Trembling Aspens (Populus tremuloides) are one of my favorite subjects, especially during peak fall color in the late afternoon when back lighted. The leaves light up like stained glass windows.
I used a lot of Cadmium Yellow Deep in this painting, a pigment made from a compound of Cadmium and sulfur. It’s an expensive pigment as every artist knows, but well worth it if you want to express a very intense yellow. While I’m on the subject of colors, at first glance all of the trunks of these trees looked alike. In fact, since Trembling Aspen spread by shoots from the tips of their roots, they are probably genetically identical. Fortunately for the artist, genes don’t rule here.
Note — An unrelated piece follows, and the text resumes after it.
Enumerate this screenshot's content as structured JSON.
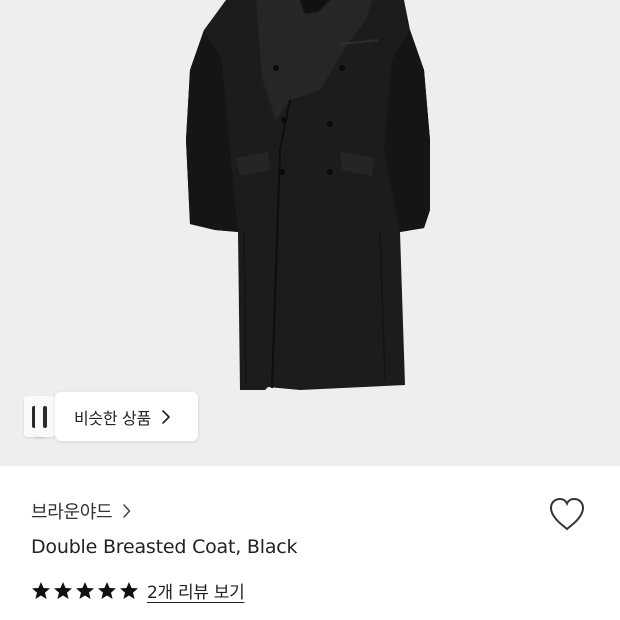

Reflections can cause dramatic differences in bark that would look the same in a studio.
This painting contains a little secret. Once someone startled me with this question, “You paint plants so beautifully, why don’t you paint Nature?” Apparently her concept of “Nature” did not include the flora. I’m not surprised. In a typical popular image of Nature a deer family is placed in the middle of the painting with some evergreen trees sprinkled around the deer like garnish to the main dish. In my experience animals reveal themselves in fleeting moments, not in posed photo ops. You don’t see the deer until one cocks an ear or looks up. In this painting there are three deer but they are too small to show up on the monitor. The enlarged picture contains one of the deer. (Unfortunately, the picture is a little blurry because I sold the painting before I was able to take a high resolution picture of it.)
This grove lives in the Wasatch Mountain State Park, in Utah, but similar scenes can be found in most of the Western United States and Western Canada.